YOUR INSTRUCTIONS:
Your answer should be the complete data, copied exactly.

*** Opening of ENTRIES SUPPLIED ***

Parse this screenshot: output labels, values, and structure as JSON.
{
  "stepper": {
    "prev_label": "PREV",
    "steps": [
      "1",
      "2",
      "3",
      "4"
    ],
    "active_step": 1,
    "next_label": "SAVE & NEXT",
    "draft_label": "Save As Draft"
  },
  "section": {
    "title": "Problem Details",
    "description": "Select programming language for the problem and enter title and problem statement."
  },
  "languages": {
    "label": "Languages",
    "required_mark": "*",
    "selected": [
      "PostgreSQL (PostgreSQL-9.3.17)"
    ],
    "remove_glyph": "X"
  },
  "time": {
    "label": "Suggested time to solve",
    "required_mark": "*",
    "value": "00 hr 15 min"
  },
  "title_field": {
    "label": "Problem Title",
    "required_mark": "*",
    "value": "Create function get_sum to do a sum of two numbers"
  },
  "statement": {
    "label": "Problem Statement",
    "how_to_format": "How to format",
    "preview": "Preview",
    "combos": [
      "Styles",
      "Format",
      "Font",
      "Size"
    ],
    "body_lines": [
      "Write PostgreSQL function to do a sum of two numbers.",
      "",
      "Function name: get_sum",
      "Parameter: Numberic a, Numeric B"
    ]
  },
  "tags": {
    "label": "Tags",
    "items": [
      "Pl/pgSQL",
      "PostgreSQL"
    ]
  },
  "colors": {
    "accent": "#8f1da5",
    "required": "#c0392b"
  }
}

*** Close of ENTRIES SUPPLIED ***

EXERCISE RESULT:
Parse this screenshot: output labels, values, and structure as JSON.
{
  "stepper": {
    "prev_label": "PREV",
    "steps": [
      "1",
      "2",
      "3",
      "4"
    ],
    "active_step": 1,
    "next_label": "SAVE & NEXT",
    "draft_label": "Save As Draft"
  },
  "section": {
    "title": "Problem Details",
    "description": "Select programming language for the problem and enter title and problem statement."
  },
  "languages": {
    "label": "Languages",
    "required_mark": "*",
    "selected": [
      "PostgreSQL (PostgreSQL-9.3.17)"
    ],
    "remove_glyph": "X"
  },
  "time": {
    "label": "Suggested time to solve",
    "required_mark": "*",
    "value": "00 hr 15 min"
  },
  "title_field": {
    "label": "Problem Title",
    "required_mark": "*",
    "value": "Create function get_sum to do a sum of two numbers"
  },
  "statement": {
    "label": "Problem Statement",
    "how_to_format": "How to format",
    "preview": "Preview",
    "combos": [
      "Styles",
      "Format",
      "Font",
      "Size"
    ],
    "body_lines": [
      "Write PostgreSQL function to do a sum of two numbers.",
      "",
      "Function name: get_sum",
      "Parameter: Numberic a, Numeric B"
    ]
  },
  "tags": {
    "label": "Tags",
    "items": [
      "Pl/pgSQL",
      "PostgreSQL"
    ]
  },
  "colors": {
    "accent": "#8f1da5",
    "required": "#c0392b"
  }
}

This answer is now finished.